  2. Urbanites across the EU have a rustic view of their rural area: untouched, traditional, to be defended from development and returned to on weekends.
  3. Europeans consider “nature” as ex-urban, so unlike places like Canada and the US, farming is seen as part of nature, not merely a means of food production. The Common Agricultural Policy (CAP) subsidies are tied more to environmental protection than increasing yields or productivity.
  4. European culinary culture promotes a nostalgia towards heritage crop varieties. Look how the French retail chain, Carrefour, is now campaigning for a wider diversity of traditional plant varieties and against seed breeding innovations. That’s where the money is.
  5. Europe’s long tradition of precaution lives on. When American pioneers were pushing west to conquer nature, when oppressed populations were getting on boats for new lands and dreams, Europeans were building walls around their cities to protect themselves from the unknown. This tradition is now regulatory doctrine: in dealing with uncertainties, if you can’t prove a technology is “safe”, it’s not welcome.
  6. Europe is wealthy. Its farmers can fail and be compensated by the CAP. It is not an issue if they need to import GM feed they choose not to allow farmers to grow themselves. Europe has moved from being a net exporter to becoming a net importer of food, from mountains of butter and lakes of milk to relying on others to feed their livestock.
  7. Most EU agricultural issues are not managed by farming interests. The glyphosate and neonicotinoid dossiers were managed by DG Santé; the decision to relegate the new breeding techniques was decided by the Court of Justice of the European Union. The interservice approach has been abandoned in the present Commission. DG Agriculture merely manages the CAP (it has become a bank to subsidise farmers).

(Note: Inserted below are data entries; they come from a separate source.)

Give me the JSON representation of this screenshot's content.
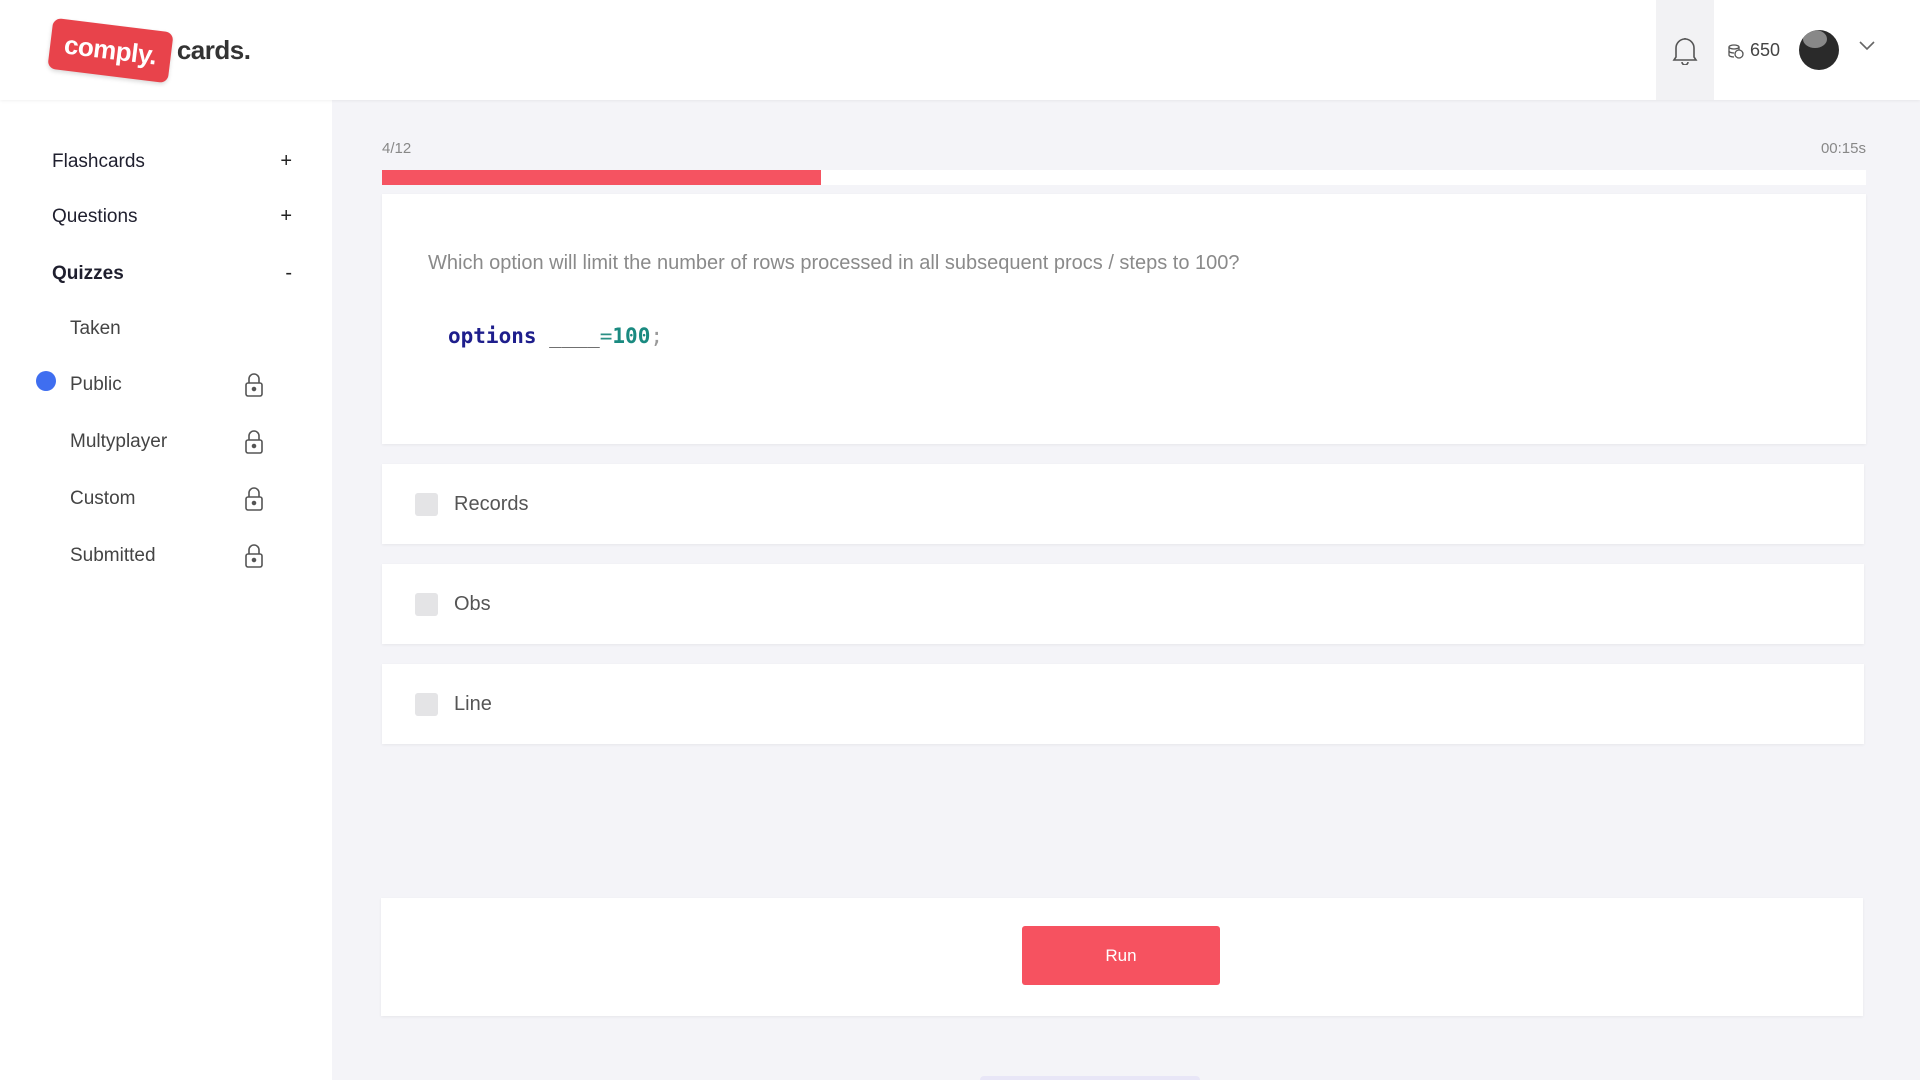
{
  "brand": {
    "badge": "comply.",
    "name": "cards."
  },
  "header": {
    "coins": "650"
  },
  "sidebar": {
    "sections": [
      {
        "label": "Flashcards",
        "sign": "+"
      },
      {
        "label": "Questions",
        "sign": "+"
      },
      {
        "label": "Quizzes",
        "sign": "-"
      }
    ],
    "quiz_items": [
      {
        "label": "Taken",
        "locked": false
      },
      {
        "label": "Public",
        "locked": true,
        "active": true
      },
      {
        "label": "Multyplayer",
        "locked": true
      },
      {
        "label": "Custom",
        "locked": true
      },
      {
        "label": "Submitted",
        "locked": true
      }
    ]
  },
  "quiz": {
    "counter": "4/12",
    "timer": "00:15s",
    "progress": 0.296,
    "question": "Which option will limit the number of rows processed in all subsequent procs / steps to 100?",
    "code": {
      "keyword": "options",
      "blank": "____",
      "equals": "=",
      "number": "100",
      "semi": ";"
    },
    "options": [
      "Records",
      "Obs",
      "Line"
    ],
    "run_label": "Run"
  },
  "colors": {
    "accent": "#f55361",
    "active_dot": "#3f6ef0"
  }
}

  8. Smaller European farmers have been convinced they cannot compete with larger farms in North and South America, thus they aim for a “luxury” food label adding to the perception of a higher quality. The Gucci of the earth.
  9. The growth of smaller, local organic retail chains is forcing the bigger chains to push hard with organic labels and market differentiation. There is no significant lobby pressure from retailers or food manufacturers against a “Bio-Europa” strategy.
  10. There is a strong NGO lobby in Brussels and an activist-friendly dialogue process. With the establishment of the precautionary principle and a hazard-based approach to pesticides, the regulatory process is not in the farmers’ or researchers’ favour. The present moves by the EP PEST Committee and a consortium of NGOs to change the EU risk assessment process to a more citizen-led, less expert-driven approach will have dire consequences on the ability to keep substances on the EU market.

While the European Union still spends an enormous amount of its budget on agriculture, it is backward looking, literally paying farmers to not develop better agricultural tools. Emerging economies in Africa and Asia need to look forward, develop their agricultural sectors and innovate for the future. Europe is the last place they should look for leadership.

A version was presented at the Thai Agricultural Innovation Trade Association launch event on 29 November 2018.